[Page and application data records]
● ● ● ●

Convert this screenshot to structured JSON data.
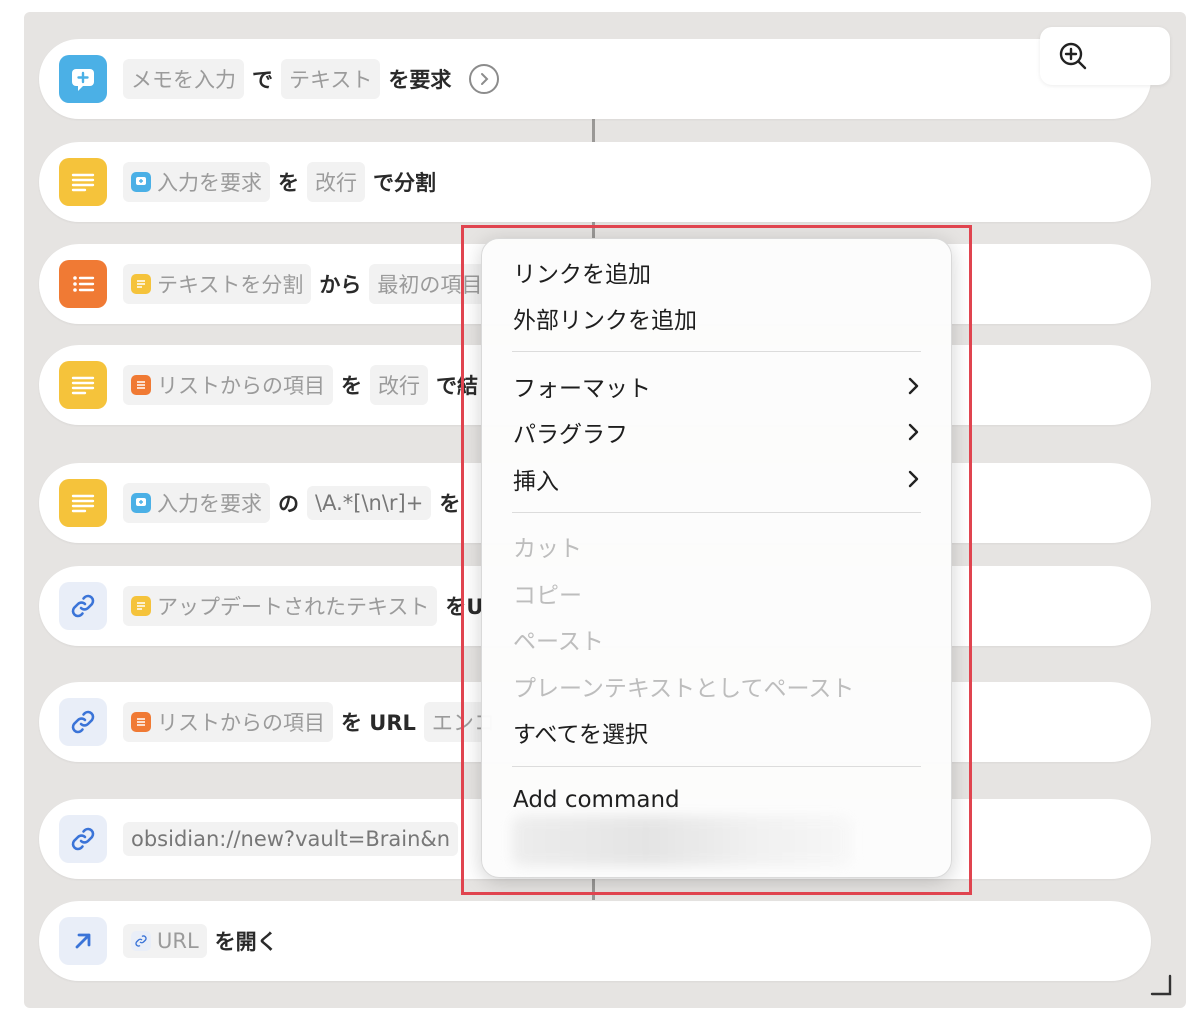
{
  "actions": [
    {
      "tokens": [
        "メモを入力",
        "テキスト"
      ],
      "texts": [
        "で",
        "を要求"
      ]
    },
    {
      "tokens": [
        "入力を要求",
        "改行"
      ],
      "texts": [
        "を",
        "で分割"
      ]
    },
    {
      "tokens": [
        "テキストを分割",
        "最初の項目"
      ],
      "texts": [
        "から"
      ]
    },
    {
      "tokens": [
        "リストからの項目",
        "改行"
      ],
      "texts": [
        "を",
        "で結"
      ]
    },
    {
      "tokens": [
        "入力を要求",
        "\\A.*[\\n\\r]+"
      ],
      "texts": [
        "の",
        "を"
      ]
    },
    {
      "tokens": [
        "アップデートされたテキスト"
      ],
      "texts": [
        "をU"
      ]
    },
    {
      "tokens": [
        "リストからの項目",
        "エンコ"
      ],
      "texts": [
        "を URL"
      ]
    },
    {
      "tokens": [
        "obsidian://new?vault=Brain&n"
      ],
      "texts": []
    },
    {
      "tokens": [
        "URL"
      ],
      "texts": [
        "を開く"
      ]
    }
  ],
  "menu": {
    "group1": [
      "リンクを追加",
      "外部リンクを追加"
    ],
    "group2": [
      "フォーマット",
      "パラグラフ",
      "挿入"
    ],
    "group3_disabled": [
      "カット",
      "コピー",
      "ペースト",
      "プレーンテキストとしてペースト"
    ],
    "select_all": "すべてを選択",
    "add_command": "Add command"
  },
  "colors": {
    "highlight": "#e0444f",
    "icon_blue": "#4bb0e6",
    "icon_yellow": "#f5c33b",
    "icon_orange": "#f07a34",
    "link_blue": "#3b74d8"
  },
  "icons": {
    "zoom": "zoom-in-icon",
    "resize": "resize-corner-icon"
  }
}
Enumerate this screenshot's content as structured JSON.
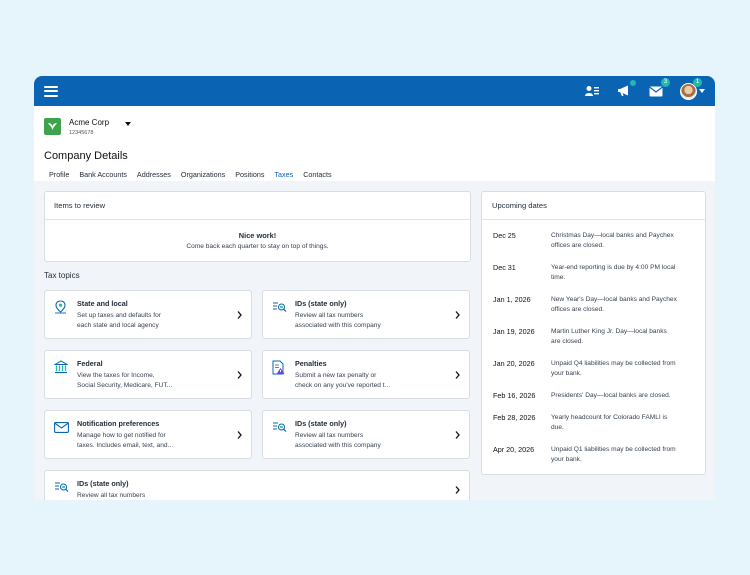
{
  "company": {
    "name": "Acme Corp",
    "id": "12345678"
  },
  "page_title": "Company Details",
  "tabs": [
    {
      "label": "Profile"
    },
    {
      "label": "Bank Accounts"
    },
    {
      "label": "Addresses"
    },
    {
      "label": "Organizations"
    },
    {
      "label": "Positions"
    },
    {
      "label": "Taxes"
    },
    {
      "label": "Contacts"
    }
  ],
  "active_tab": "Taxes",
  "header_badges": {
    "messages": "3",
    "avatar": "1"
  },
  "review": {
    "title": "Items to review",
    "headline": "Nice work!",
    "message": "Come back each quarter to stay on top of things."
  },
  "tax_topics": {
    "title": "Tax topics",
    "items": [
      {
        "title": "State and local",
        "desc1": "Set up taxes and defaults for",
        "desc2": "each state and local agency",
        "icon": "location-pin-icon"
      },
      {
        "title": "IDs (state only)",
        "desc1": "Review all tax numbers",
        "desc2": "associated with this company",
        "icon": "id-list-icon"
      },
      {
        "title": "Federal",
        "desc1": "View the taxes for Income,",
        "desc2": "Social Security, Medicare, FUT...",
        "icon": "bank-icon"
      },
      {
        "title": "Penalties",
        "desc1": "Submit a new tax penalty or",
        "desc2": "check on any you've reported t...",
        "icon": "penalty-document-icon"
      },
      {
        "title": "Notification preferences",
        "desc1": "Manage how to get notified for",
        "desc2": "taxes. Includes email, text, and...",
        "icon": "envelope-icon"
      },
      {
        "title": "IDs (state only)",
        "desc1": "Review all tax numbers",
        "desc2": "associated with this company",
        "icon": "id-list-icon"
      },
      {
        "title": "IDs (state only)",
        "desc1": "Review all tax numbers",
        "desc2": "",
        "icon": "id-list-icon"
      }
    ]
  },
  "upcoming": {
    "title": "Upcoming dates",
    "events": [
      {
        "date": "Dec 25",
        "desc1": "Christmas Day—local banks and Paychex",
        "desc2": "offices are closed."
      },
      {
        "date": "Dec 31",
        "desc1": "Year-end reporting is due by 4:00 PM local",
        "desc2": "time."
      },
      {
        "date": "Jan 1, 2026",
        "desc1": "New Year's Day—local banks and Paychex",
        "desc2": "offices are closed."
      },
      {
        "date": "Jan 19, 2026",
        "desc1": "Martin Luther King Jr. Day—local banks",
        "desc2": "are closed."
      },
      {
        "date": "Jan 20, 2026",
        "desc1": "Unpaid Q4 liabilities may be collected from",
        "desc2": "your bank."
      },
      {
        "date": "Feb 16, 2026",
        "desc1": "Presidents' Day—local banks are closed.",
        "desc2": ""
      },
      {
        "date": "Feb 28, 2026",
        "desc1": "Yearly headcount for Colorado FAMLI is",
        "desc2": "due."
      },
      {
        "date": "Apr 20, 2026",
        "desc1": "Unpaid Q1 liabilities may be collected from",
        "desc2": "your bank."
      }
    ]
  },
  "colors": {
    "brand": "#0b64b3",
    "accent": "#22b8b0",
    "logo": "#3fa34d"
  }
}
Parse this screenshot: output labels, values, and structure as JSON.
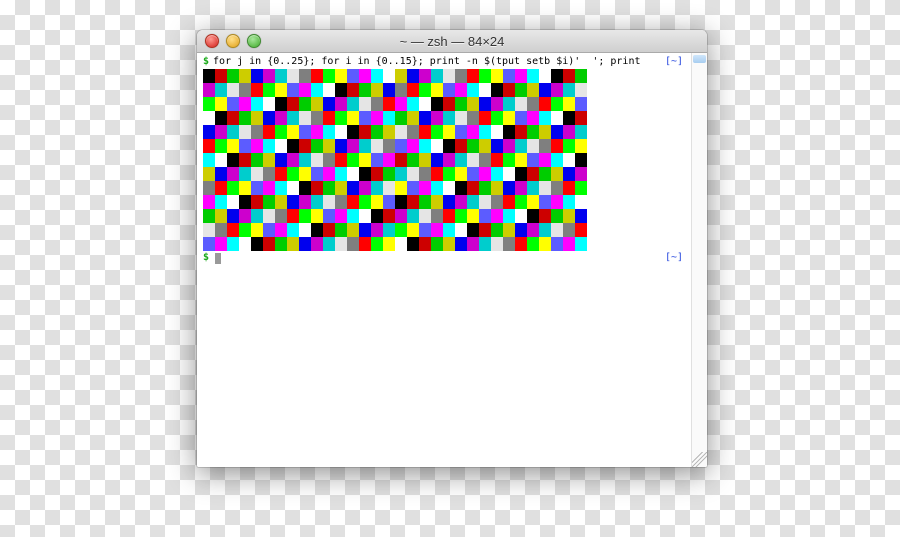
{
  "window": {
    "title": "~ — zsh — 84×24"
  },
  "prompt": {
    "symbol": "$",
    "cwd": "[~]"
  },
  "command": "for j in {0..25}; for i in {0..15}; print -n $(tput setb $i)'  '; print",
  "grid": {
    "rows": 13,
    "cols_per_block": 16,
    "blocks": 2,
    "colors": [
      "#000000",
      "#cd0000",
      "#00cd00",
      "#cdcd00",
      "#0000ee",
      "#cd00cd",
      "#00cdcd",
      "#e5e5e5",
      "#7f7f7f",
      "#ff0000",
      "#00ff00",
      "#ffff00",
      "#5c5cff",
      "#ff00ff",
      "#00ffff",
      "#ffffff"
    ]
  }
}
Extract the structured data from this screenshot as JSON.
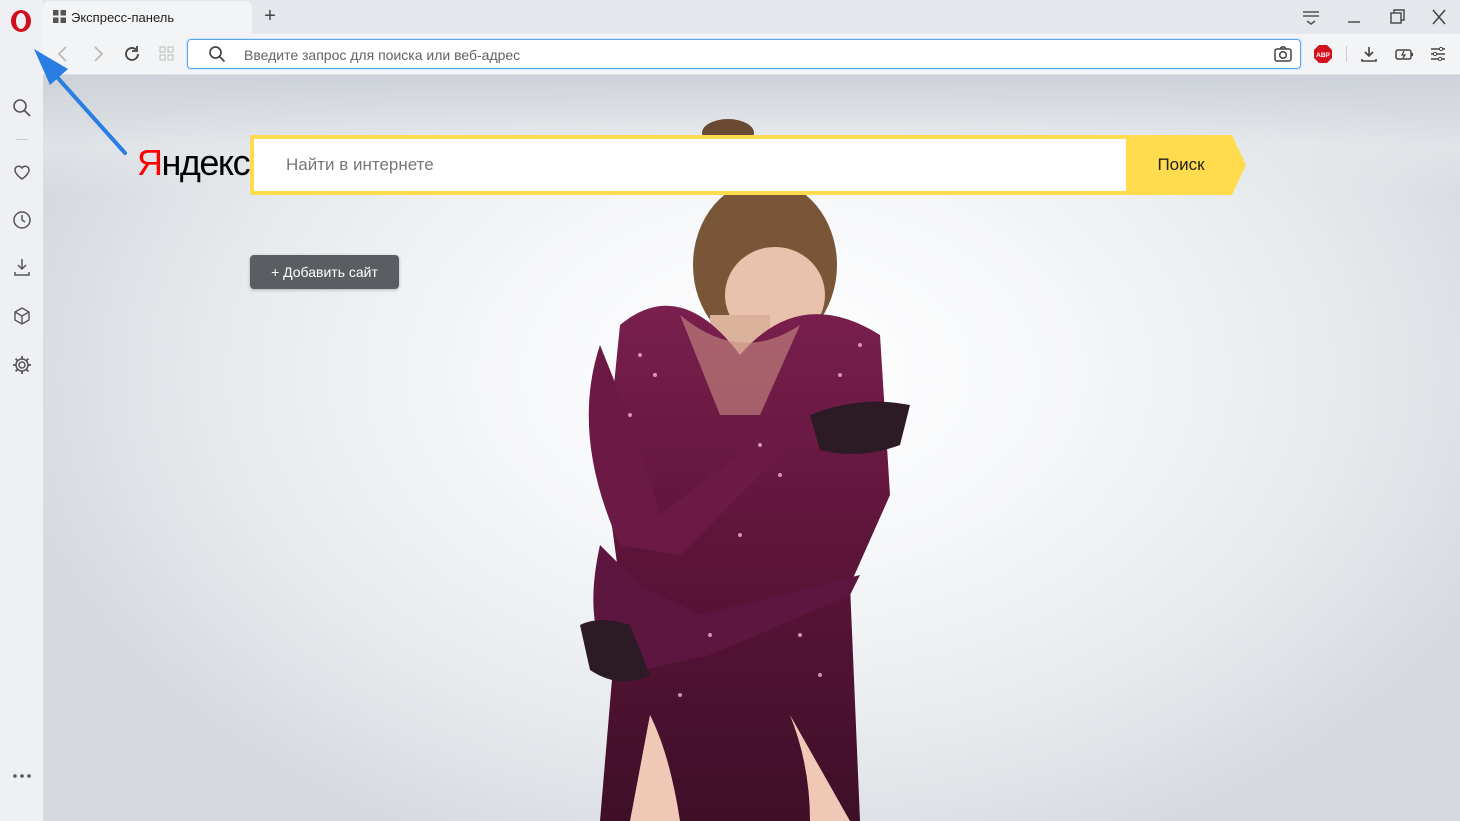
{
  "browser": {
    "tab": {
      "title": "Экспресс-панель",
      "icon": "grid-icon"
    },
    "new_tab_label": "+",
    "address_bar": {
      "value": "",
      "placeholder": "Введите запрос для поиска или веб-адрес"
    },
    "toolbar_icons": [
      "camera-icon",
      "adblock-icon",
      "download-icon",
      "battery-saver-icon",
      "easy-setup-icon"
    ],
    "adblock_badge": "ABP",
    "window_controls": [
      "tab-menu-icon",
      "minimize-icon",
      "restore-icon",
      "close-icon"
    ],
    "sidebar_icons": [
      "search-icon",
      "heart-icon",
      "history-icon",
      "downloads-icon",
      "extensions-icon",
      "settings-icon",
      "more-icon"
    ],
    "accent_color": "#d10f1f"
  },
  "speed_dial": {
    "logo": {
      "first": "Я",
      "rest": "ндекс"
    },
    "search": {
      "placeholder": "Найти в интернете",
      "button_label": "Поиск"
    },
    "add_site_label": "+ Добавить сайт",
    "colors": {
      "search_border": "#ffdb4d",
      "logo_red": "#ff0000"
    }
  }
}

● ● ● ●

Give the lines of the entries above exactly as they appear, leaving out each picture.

Finished exercise:
Convert this screenshot to structured JSON data.
{
  "actions": [
    {
      "tokens": [
        "メモを入力",
        "テキスト"
      ],
      "texts": [
        "で",
        "を要求"
      ]
    },
    {
      "tokens": [
        "入力を要求",
        "改行"
      ],
      "texts": [
        "を",
        "で分割"
      ]
    },
    {
      "tokens": [
        "テキストを分割",
        "最初の項目"
      ],
      "texts": [
        "から"
      ]
    },
    {
      "tokens": [
        "リストからの項目",
        "改行"
      ],
      "texts": [
        "を",
        "で結"
      ]
    },
    {
      "tokens": [
        "入力を要求",
        "\\A.*[\\n\\r]+"
      ],
      "texts": [
        "の",
        "を"
      ]
    },
    {
      "tokens": [
        "アップデートされたテキスト"
      ],
      "texts": [
        "をU"
      ]
    },
    {
      "tokens": [
        "リストからの項目",
        "エンコ"
      ],
      "texts": [
        "を URL"
      ]
    },
    {
      "tokens": [
        "obsidian://new?vault=Brain&n"
      ],
      "texts": []
    },
    {
      "tokens": [
        "URL"
      ],
      "texts": [
        "を開く"
      ]
    }
  ],
  "menu": {
    "group1": [
      "リンクを追加",
      "外部リンクを追加"
    ],
    "group2": [
      "フォーマット",
      "パラグラフ",
      "挿入"
    ],
    "group3_disabled": [
      "カット",
      "コピー",
      "ペースト",
      "プレーンテキストとしてペースト"
    ],
    "select_all": "すべてを選択",
    "add_command": "Add command"
  },
  "colors": {
    "highlight": "#e0444f",
    "icon_blue": "#4bb0e6",
    "icon_yellow": "#f5c33b",
    "icon_orange": "#f07a34",
    "link_blue": "#3b74d8"
  },
  "icons": {
    "zoom": "zoom-in-icon",
    "resize": "resize-corner-icon"
  }
}
Enumerate this screenshot's content as structured JSON.
{
  "company": {
    "name": "Acme Corp",
    "id": "12345678"
  },
  "page_title": "Company Details",
  "tabs": [
    {
      "label": "Profile"
    },
    {
      "label": "Bank Accounts"
    },
    {
      "label": "Addresses"
    },
    {
      "label": "Organizations"
    },
    {
      "label": "Positions"
    },
    {
      "label": "Taxes"
    },
    {
      "label": "Contacts"
    }
  ],
  "active_tab": "Taxes",
  "header_badges": {
    "messages": "3",
    "avatar": "1"
  },
  "review": {
    "title": "Items to review",
    "headline": "Nice work!",
    "message": "Come back each quarter to stay on top of things."
  },
  "tax_topics": {
    "title": "Tax topics",
    "items": [
      {
        "title": "State and local",
        "desc1": "Set up taxes and defaults for",
        "desc2": "each state and local agency",
        "icon": "location-pin-icon"
      },
      {
        "title": "IDs (state only)",
        "desc1": "Review all tax numbers",
        "desc2": "associated with this company",
        "icon": "id-list-icon"
      },
      {
        "title": "Federal",
        "desc1": "View the taxes for Income,",
        "desc2": "Social Security, Medicare, FUT...",
        "icon": "bank-icon"
      },
      {
        "title": "Penalties",
        "desc1": "Submit a new tax penalty or",
        "desc2": "check on any you've reported t...",
        "icon": "penalty-document-icon"
      },
      {
        "title": "Notification preferences",
        "desc1": "Manage how to get notified for",
        "desc2": "taxes. Includes email, text, and...",
        "icon": "envelope-icon"
      },
      {
        "title": "IDs (state only)",
        "desc1": "Review all tax numbers",
        "desc2": "associated with this company",
        "icon": "id-list-icon"
      },
      {
        "title": "IDs (state only)",
        "desc1": "Review all tax numbers",
        "desc2": "",
        "icon": "id-list-icon"
      }
    ]
  },
  "upcoming": {
    "title": "Upcoming dates",
    "events": [
      {
        "date": "Dec 25",
        "desc1": "Christmas Day—local banks and Paychex",
        "desc2": "offices are closed."
      },
      {
        "date": "Dec 31",
        "desc1": "Year-end reporting is due by 4:00 PM local",
        "desc2": "time."
      },
      {
        "date": "Jan 1, 2026",
        "desc1": "New Year's Day—local banks and Paychex",
        "desc2": "offices are closed."
      },
      {
        "date": "Jan 19, 2026",
        "desc1": "Martin Luther King Jr. Day—local banks",
        "desc2": "are closed."
      },
      {
        "date": "Jan 20, 2026",
        "desc1": "Unpaid Q4 liabilities may be collected from",
        "desc2": "your bank."
      },
      {
        "date": "Feb 16, 2026",
        "desc1": "Presidents' Day—local banks are closed.",
        "desc2": ""
      },
      {
        "date": "Feb 28, 2026",
        "desc1": "Yearly headcount for Colorado FAMLI is",
        "desc2": "due."
      },
      {
        "date": "Apr 20, 2026",
        "desc1": "Unpaid Q1 liabilities may be collected from",
        "desc2": "your bank."
      }
    ]
  },
  "colors": {
    "brand": "#0b64b3",
    "accent": "#22b8b0",
    "logo": "#3fa34d"
  }
}
Parse this screenshot: output labels, values, and structure as JSON.
{
  "window": {
    "title": "~ — zsh — 84×24"
  },
  "prompt": {
    "symbol": "$",
    "cwd": "[~]"
  },
  "command": "for j in {0..25}; for i in {0..15}; print -n $(tput setb $i)'  '; print",
  "grid": {
    "rows": 13,
    "cols_per_block": 16,
    "blocks": 2,
    "colors": [
      "#000000",
      "#cd0000",
      "#00cd00",
      "#cdcd00",
      "#0000ee",
      "#cd00cd",
      "#00cdcd",
      "#e5e5e5",
      "#7f7f7f",
      "#ff0000",
      "#00ff00",
      "#ffff00",
      "#5c5cff",
      "#ff00ff",
      "#00ffff",
      "#ffffff"
    ]
  }
}
Extract the structured data from this screenshot as JSON.
{
  "browser": {
    "tab": {
      "title": "Экспресс-панель",
      "icon": "grid-icon"
    },
    "new_tab_label": "+",
    "address_bar": {
      "value": "",
      "placeholder": "Введите запрос для поиска или веб-адрес"
    },
    "toolbar_icons": [
      "camera-icon",
      "adblock-icon",
      "download-icon",
      "battery-saver-icon",
      "easy-setup-icon"
    ],
    "adblock_badge": "ABP",
    "window_controls": [
      "tab-menu-icon",
      "minimize-icon",
      "restore-icon",
      "close-icon"
    ],
    "sidebar_icons": [
      "search-icon",
      "heart-icon",
      "history-icon",
      "downloads-icon",
      "extensions-icon",
      "settings-icon",
      "more-icon"
    ],
    "accent_color": "#d10f1f"
  },
  "speed_dial": {
    "logo": {
      "first": "Я",
      "rest": "ндекс"
    },
    "search": {
      "placeholder": "Найти в интернете",
      "button_label": "Поиск"
    },
    "add_site_label": "+ Добавить сайт",
    "colors": {
      "search_border": "#ffdb4d",
      "logo_red": "#ff0000"
    }
  }
}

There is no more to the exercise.